(Records to process Opens)
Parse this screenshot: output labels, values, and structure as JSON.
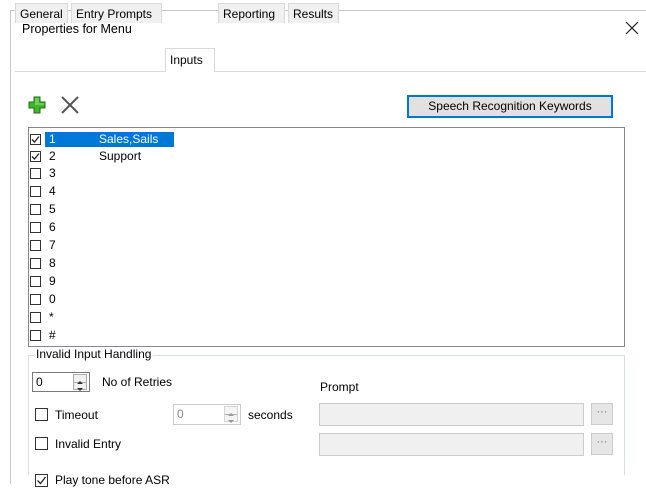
{
  "window": {
    "title": "Properties for Menu"
  },
  "tabs": [
    {
      "label": "General"
    },
    {
      "label": "Entry Prompts"
    },
    {
      "label": "Inputs"
    },
    {
      "label": "Reporting"
    },
    {
      "label": "Results"
    }
  ],
  "active_tab": "Inputs",
  "toolbar": {
    "add_icon": "plus-icon",
    "delete_icon": "x-icon",
    "asr_button_label": "Speech Recognition Keywords"
  },
  "inputs": [
    {
      "key": "1",
      "desc": "Sales,Sails",
      "checked": true,
      "selected": true
    },
    {
      "key": "2",
      "desc": "Support",
      "checked": true,
      "selected": false
    },
    {
      "key": "3",
      "desc": "",
      "checked": false,
      "selected": false
    },
    {
      "key": "4",
      "desc": "",
      "checked": false,
      "selected": false
    },
    {
      "key": "5",
      "desc": "",
      "checked": false,
      "selected": false
    },
    {
      "key": "6",
      "desc": "",
      "checked": false,
      "selected": false
    },
    {
      "key": "7",
      "desc": "",
      "checked": false,
      "selected": false
    },
    {
      "key": "8",
      "desc": "",
      "checked": false,
      "selected": false
    },
    {
      "key": "9",
      "desc": "",
      "checked": false,
      "selected": false
    },
    {
      "key": "0",
      "desc": "",
      "checked": false,
      "selected": false
    },
    {
      "key": "*",
      "desc": "",
      "checked": false,
      "selected": false
    },
    {
      "key": "#",
      "desc": "",
      "checked": false,
      "selected": false
    }
  ],
  "invalid_handling": {
    "legend": "Invalid Input Handling",
    "retries_value": "0",
    "retries_label": "No of Retries",
    "prompt_label": "Prompt",
    "timeout_label": "Timeout",
    "timeout_value": "0",
    "seconds_label": "seconds",
    "invalid_entry_label": "Invalid Entry",
    "ellipsis": "···"
  },
  "play_tone": {
    "label": "Play tone before ASR",
    "checked": true
  },
  "colors": {
    "selection": "#0078d7",
    "add_icon": "#2e9e1e"
  }
}
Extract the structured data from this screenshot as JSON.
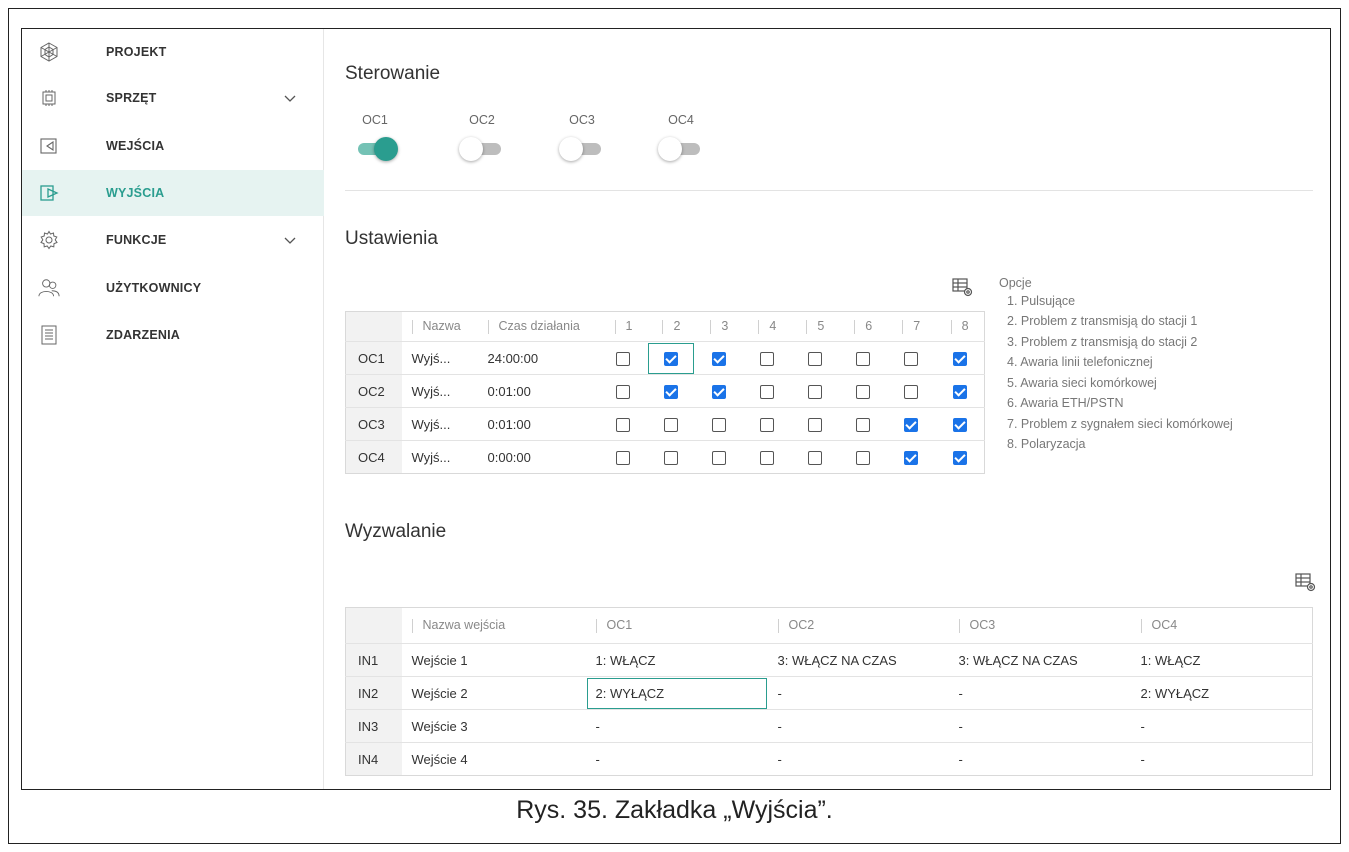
{
  "sidebar": {
    "items": [
      {
        "label": "PROJEKT",
        "icon": "project-icon"
      },
      {
        "label": "SPRZĘT",
        "icon": "hardware-icon"
      },
      {
        "label": "WEJŚCIA",
        "icon": "inputs-icon"
      },
      {
        "label": "WYJŚCIA",
        "icon": "outputs-icon"
      },
      {
        "label": "FUNKCJE",
        "icon": "functions-gear-icon"
      },
      {
        "label": "UŻYTKOWNICY",
        "icon": "users-icon"
      },
      {
        "label": "ZDARZENIA",
        "icon": "events-icon"
      }
    ],
    "active": "WYJŚCIA"
  },
  "control": {
    "title": "Sterowanie",
    "toggles": [
      {
        "label": "OC1",
        "on": true
      },
      {
        "label": "OC2",
        "on": false
      },
      {
        "label": "OC3",
        "on": false
      },
      {
        "label": "OC4",
        "on": false
      }
    ]
  },
  "settings": {
    "title": "Ustawienia",
    "headers": {
      "name": "Nazwa",
      "time": "Czas działania",
      "options": [
        "1",
        "2",
        "3",
        "4",
        "5",
        "6",
        "7",
        "8"
      ]
    },
    "rows": [
      {
        "id": "OC1",
        "name": "Wyjś...",
        "time": "24:00:00",
        "checks": [
          false,
          true,
          true,
          false,
          false,
          false,
          false,
          true
        ]
      },
      {
        "id": "OC2",
        "name": "Wyjś...",
        "time": "0:01:00",
        "checks": [
          false,
          true,
          true,
          false,
          false,
          false,
          false,
          true
        ]
      },
      {
        "id": "OC3",
        "name": "Wyjś...",
        "time": "0:01:00",
        "checks": [
          false,
          false,
          false,
          false,
          false,
          false,
          true,
          true
        ]
      },
      {
        "id": "OC4",
        "name": "Wyjś...",
        "time": "0:00:00",
        "checks": [
          false,
          false,
          false,
          false,
          false,
          false,
          true,
          true
        ]
      }
    ],
    "options_legend": {
      "title": "Opcje",
      "items": [
        "1. Pulsujące",
        "2. Problem z transmisją do stacji 1",
        "3. Problem z transmisją do stacji 2",
        "4. Awaria linii telefonicznej",
        "5. Awaria sieci komórkowej",
        "6. Awaria ETH/PSTN",
        "7. Problem z sygnałem sieci komórkowej",
        "8. Polaryzacja"
      ]
    }
  },
  "trigger": {
    "title": "Wyzwalanie",
    "headers": [
      "Nazwa wejścia",
      "OC1",
      "OC2",
      "OC3",
      "OC4"
    ],
    "rows": [
      {
        "id": "IN1",
        "name": "Wejście 1",
        "cells": [
          "1: WŁĄCZ",
          "3: WŁĄCZ NA CZAS",
          "3: WŁĄCZ NA CZAS",
          "1: WŁĄCZ"
        ]
      },
      {
        "id": "IN2",
        "name": "Wejście 2",
        "cells": [
          "2: WYŁĄCZ",
          "-",
          "-",
          "2: WYŁĄCZ"
        ]
      },
      {
        "id": "IN3",
        "name": "Wejście 3",
        "cells": [
          "-",
          "-",
          "-",
          "-"
        ]
      },
      {
        "id": "IN4",
        "name": "Wejście 4",
        "cells": [
          "-",
          "-",
          "-",
          "-"
        ]
      }
    ]
  },
  "caption": "Rys. 35. Zakładka „Wyjścia”.",
  "colors": {
    "accent": "#2a9d8f",
    "checkbox": "#1a73e8",
    "active_bg": "#e6f3f1"
  }
}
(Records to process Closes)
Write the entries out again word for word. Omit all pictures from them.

(Answer space):
Parse this screenshot: output labels, values, and structure as JSON.
{
  "window": {
    "title": "Properties for Menu"
  },
  "tabs": [
    {
      "label": "General"
    },
    {
      "label": "Entry Prompts"
    },
    {
      "label": "Inputs"
    },
    {
      "label": "Reporting"
    },
    {
      "label": "Results"
    }
  ],
  "active_tab": "Inputs",
  "toolbar": {
    "add_icon": "plus-icon",
    "delete_icon": "x-icon",
    "asr_button_label": "Speech Recognition Keywords"
  },
  "inputs": [
    {
      "key": "1",
      "desc": "Sales,Sails",
      "checked": true,
      "selected": true
    },
    {
      "key": "2",
      "desc": "Support",
      "checked": true,
      "selected": false
    },
    {
      "key": "3",
      "desc": "",
      "checked": false,
      "selected": false
    },
    {
      "key": "4",
      "desc": "",
      "checked": false,
      "selected": false
    },
    {
      "key": "5",
      "desc": "",
      "checked": false,
      "selected": false
    },
    {
      "key": "6",
      "desc": "",
      "checked": false,
      "selected": false
    },
    {
      "key": "7",
      "desc": "",
      "checked": false,
      "selected": false
    },
    {
      "key": "8",
      "desc": "",
      "checked": false,
      "selected": false
    },
    {
      "key": "9",
      "desc": "",
      "checked": false,
      "selected": false
    },
    {
      "key": "0",
      "desc": "",
      "checked": false,
      "selected": false
    },
    {
      "key": "*",
      "desc": "",
      "checked": false,
      "selected": false
    },
    {
      "key": "#",
      "desc": "",
      "checked": false,
      "selected": false
    }
  ],
  "invalid_handling": {
    "legend": "Invalid Input Handling",
    "retries_value": "0",
    "retries_label": "No of Retries",
    "prompt_label": "Prompt",
    "timeout_label": "Timeout",
    "timeout_value": "0",
    "seconds_label": "seconds",
    "invalid_entry_label": "Invalid Entry",
    "ellipsis": "···"
  },
  "play_tone": {
    "label": "Play tone before ASR",
    "checked": true
  },
  "colors": {
    "selection": "#0078d7",
    "add_icon": "#2e9e1e"
  }
}
Extract the structured data from this screenshot as JSON.
{
  "sidebar": {
    "items": [
      {
        "label": "PROJEKT",
        "icon": "project-icon"
      },
      {
        "label": "SPRZĘT",
        "icon": "hardware-icon"
      },
      {
        "label": "WEJŚCIA",
        "icon": "inputs-icon"
      },
      {
        "label": "WYJŚCIA",
        "icon": "outputs-icon"
      },
      {
        "label": "FUNKCJE",
        "icon": "functions-gear-icon"
      },
      {
        "label": "UŻYTKOWNICY",
        "icon": "users-icon"
      },
      {
        "label": "ZDARZENIA",
        "icon": "events-icon"
      }
    ],
    "active": "WYJŚCIA"
  },
  "control": {
    "title": "Sterowanie",
    "toggles": [
      {
        "label": "OC1",
        "on": true
      },
      {
        "label": "OC2",
        "on": false
      },
      {
        "label": "OC3",
        "on": false
      },
      {
        "label": "OC4",
        "on": false
      }
    ]
  },
  "settings": {
    "title": "Ustawienia",
    "headers": {
      "name": "Nazwa",
      "time": "Czas działania",
      "options": [
        "1",
        "2",
        "3",
        "4",
        "5",
        "6",
        "7",
        "8"
      ]
    },
    "rows": [
      {
        "id": "OC1",
        "name": "Wyjś...",
        "time": "24:00:00",
        "checks": [
          false,
          true,
          true,
          false,
          false,
          false,
          false,
          true
        ]
      },
      {
        "id": "OC2",
        "name": "Wyjś...",
        "time": "0:01:00",
        "checks": [
          false,
          true,
          true,
          false,
          false,
          false,
          false,
          true
        ]
      },
      {
        "id": "OC3",
        "name": "Wyjś...",
        "time": "0:01:00",
        "checks": [
          false,
          false,
          false,
          false,
          false,
          false,
          true,
          true
        ]
      },
      {
        "id": "OC4",
        "name": "Wyjś...",
        "time": "0:00:00",
        "checks": [
          false,
          false,
          false,
          false,
          false,
          false,
          true,
          true
        ]
      }
    ],
    "options_legend": {
      "title": "Opcje",
      "items": [
        "1. Pulsujące",
        "2. Problem z transmisją do stacji 1",
        "3. Problem z transmisją do stacji 2",
        "4. Awaria linii telefonicznej",
        "5. Awaria sieci komórkowej",
        "6. Awaria ETH/PSTN",
        "7. Problem z sygnałem sieci komórkowej",
        "8. Polaryzacja"
      ]
    }
  },
  "trigger": {
    "title": "Wyzwalanie",
    "headers": [
      "Nazwa wejścia",
      "OC1",
      "OC2",
      "OC3",
      "OC4"
    ],
    "rows": [
      {
        "id": "IN1",
        "name": "Wejście 1",
        "cells": [
          "1: WŁĄCZ",
          "3: WŁĄCZ NA CZAS",
          "3: WŁĄCZ NA CZAS",
          "1: WŁĄCZ"
        ]
      },
      {
        "id": "IN2",
        "name": "Wejście 2",
        "cells": [
          "2: WYŁĄCZ",
          "-",
          "-",
          "2: WYŁĄCZ"
        ]
      },
      {
        "id": "IN3",
        "name": "Wejście 3",
        "cells": [
          "-",
          "-",
          "-",
          "-"
        ]
      },
      {
        "id": "IN4",
        "name": "Wejście 4",
        "cells": [
          "-",
          "-",
          "-",
          "-"
        ]
      }
    ]
  },
  "caption": "Rys. 35. Zakładka „Wyjścia”.",
  "colors": {
    "accent": "#2a9d8f",
    "checkbox": "#1a73e8",
    "active_bg": "#e6f3f1"
  }
}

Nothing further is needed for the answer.